and for good measure...

  • Wall Ankle Mobs (ankle mobs into dorsiflexion) OR Rocking Ankle Mobs (improve length of gastroc/soleus)

***Credit to Cressey's Asses & Correct manual for learnin' me these things.

and don't forget to foam roll ITB, rectus femoris/vastus lateralis, adductors. And Lax ball on your glute med, TFL, piriformis.


thanks for all the feedback fellas. ill post a side-view vid shortly.


How long have you been squatting? How much do you squat and how much do you weigh?

Lower back tightness or soreness will happen when you squat. However excessive leaning forward or buttwink will put more stress on it and is dangerous. Giving us a video of you squatting a set of 5 with 80-90% would be nice as well.


Or he is just weak?


it could be im just weak. im about 165. last squat workout i did was yesterday, i did 5x5 at 145 lbs. 6'1 so im chicken-leg mode right now. vid coming soon.


Read my post. It says "could be a strength/mobility deficit". Even so, I know when I was squatting 405+ lbs last summer with a standard Olympic squat, my lumbar erectors would still absolutely kill mainly because I would skimp on mobility stuff that I listed above.


I've squatted to max every single day since the middle of February with no issues at all up to this point. The only mobility work I do is sit in a rock bottom squat for a couple minutes before training.

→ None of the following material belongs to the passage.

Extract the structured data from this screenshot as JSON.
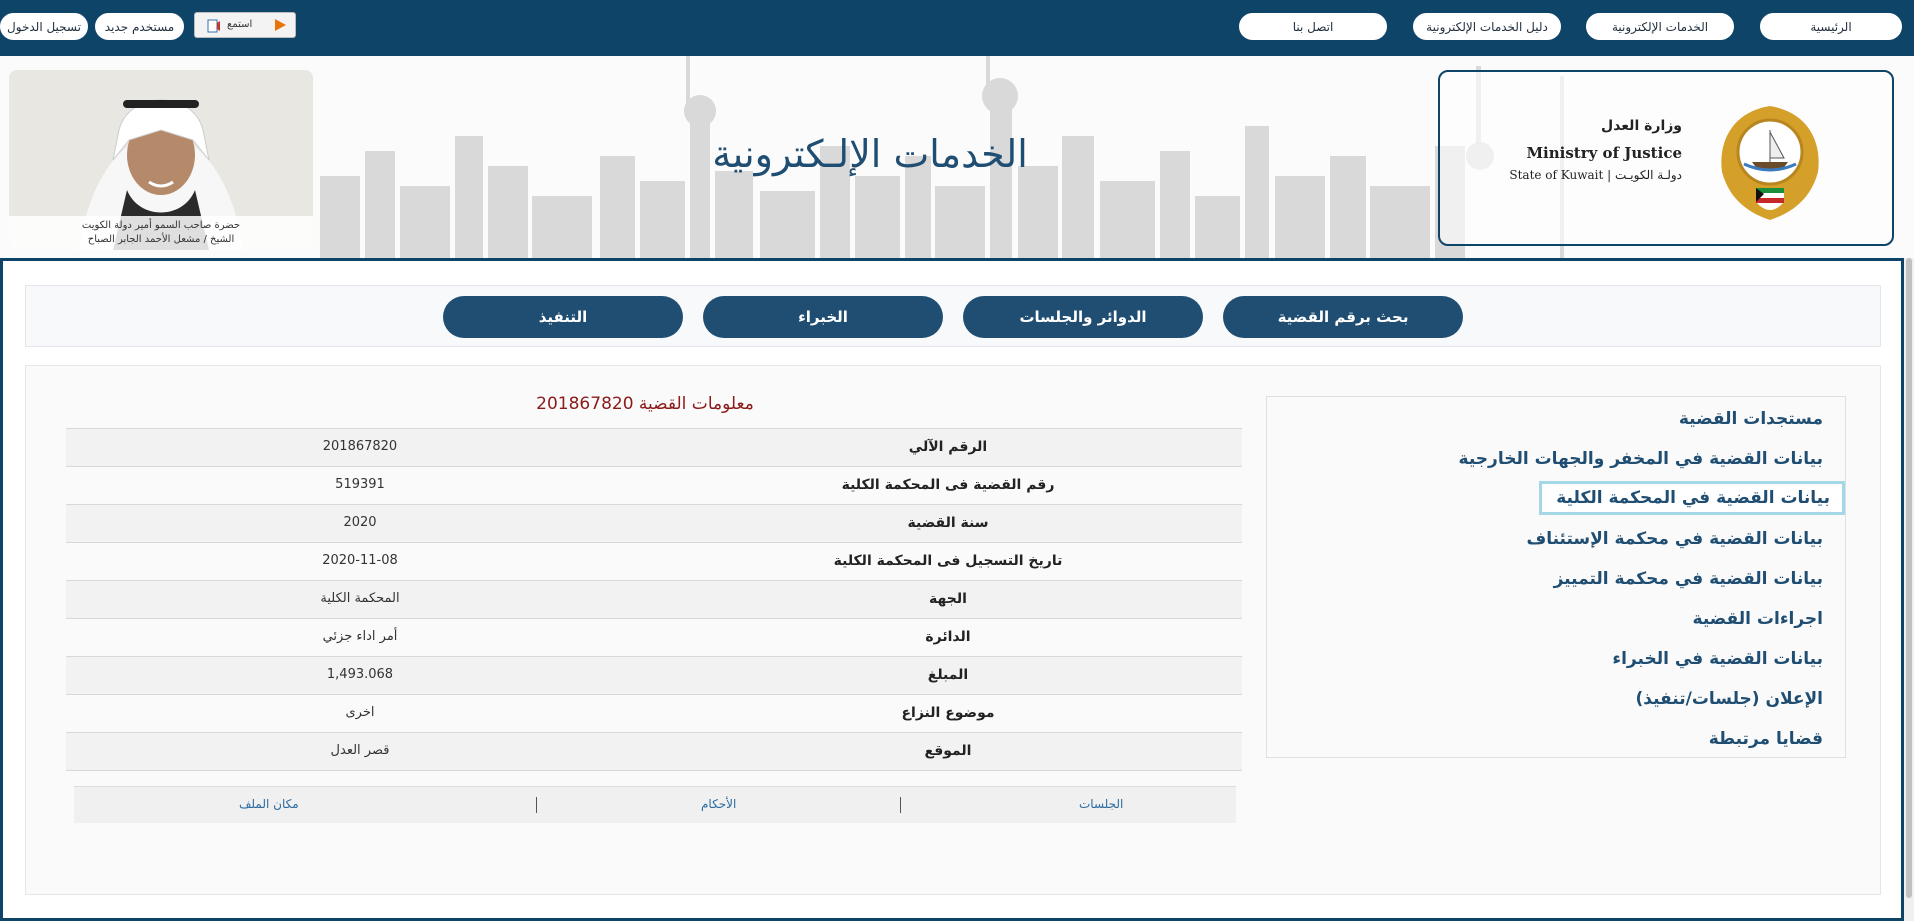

Everyone's different. Don't think I actually need to type that out, lol.


I reckon. I was just saying that that warm-up seems a bit overkill to me. But I also tend to lean towards the idea that the only thing really necessary for becoming mobile enough to squat properly is to simply start off by doing unloaded squats. Go as deep as you can, and when you can get to the bottom then sit in the bottom and get comfortable. To warm up for squatting, squat. To maintain the ability to squat, squat. There's more than one way to skin a cat though, so I'm sure those mobility drills you suggest all have their place.


I've never found I needed an extensive warmup to be able to squat deep. However, for me, if I don't do some sort of dynamic warmup (albeit brief) and some post-workout static stretching, I find my lower back progressively tightens up until after a couple weeks I can barely walk around. But a bunch of family on my dad's side have back issues, so maybe that has something to do with it.


Well, it's only 8 mobility drills... lol. Doesn't Joe DeFranco have something called the Elite 8 or something as his warm-up? It takes less than 10 minutes, regardless.

As for warming up with squats and stuff... I get it, and some people are lucky in that they don't get injured or anything. As for me, I've been to the PT/chiro way too many times for way too many injuries, and they often find I have some kind of mobility/strength deficit that could have been fixed by a proper warm-up. The older I get the more important this mobility stuff becomes.


I laughed extremely hard on this.